### Recorded data
=====

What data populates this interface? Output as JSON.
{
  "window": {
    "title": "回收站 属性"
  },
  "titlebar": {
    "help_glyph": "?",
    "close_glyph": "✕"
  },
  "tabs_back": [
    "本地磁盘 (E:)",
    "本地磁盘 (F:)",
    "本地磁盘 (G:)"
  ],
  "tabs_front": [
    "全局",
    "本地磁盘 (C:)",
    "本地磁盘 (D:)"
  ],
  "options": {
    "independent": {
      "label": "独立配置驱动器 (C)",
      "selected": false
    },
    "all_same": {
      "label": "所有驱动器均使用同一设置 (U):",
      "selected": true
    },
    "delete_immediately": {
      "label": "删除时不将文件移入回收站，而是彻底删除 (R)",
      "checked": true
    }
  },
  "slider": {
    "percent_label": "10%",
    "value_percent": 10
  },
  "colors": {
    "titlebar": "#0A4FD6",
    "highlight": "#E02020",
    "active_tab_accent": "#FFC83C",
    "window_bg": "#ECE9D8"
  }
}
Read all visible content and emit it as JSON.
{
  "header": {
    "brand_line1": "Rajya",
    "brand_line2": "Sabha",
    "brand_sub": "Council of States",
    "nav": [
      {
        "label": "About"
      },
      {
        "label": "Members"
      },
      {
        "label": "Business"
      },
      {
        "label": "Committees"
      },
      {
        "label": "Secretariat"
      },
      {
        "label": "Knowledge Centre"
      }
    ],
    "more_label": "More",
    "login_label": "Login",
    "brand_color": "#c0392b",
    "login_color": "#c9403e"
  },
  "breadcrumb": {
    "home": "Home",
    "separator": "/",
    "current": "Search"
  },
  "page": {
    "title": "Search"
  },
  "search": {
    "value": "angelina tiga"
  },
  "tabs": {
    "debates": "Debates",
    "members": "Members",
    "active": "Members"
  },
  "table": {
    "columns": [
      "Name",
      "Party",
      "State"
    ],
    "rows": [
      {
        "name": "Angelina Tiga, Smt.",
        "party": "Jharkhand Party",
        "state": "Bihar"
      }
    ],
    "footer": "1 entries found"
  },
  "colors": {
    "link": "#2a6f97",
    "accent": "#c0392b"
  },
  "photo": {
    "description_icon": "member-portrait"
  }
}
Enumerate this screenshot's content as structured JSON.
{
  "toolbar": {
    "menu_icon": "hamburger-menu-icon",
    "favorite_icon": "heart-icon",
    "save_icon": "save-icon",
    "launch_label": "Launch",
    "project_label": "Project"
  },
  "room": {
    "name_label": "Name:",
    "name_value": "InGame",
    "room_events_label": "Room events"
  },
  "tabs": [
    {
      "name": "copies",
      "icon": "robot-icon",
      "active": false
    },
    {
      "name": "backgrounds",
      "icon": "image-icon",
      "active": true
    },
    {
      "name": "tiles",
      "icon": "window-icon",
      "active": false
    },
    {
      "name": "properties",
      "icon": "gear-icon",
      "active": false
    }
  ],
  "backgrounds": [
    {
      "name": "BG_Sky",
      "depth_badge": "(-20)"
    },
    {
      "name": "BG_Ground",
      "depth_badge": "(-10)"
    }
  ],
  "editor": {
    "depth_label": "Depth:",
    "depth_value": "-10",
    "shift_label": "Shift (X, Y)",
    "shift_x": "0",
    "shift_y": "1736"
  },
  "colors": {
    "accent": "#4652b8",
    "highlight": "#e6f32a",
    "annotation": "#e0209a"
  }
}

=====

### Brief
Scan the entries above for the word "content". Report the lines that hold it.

### Answer section
Read all visible content and emit it as JSON.
Enumerate this screenshot's content as structured JSON.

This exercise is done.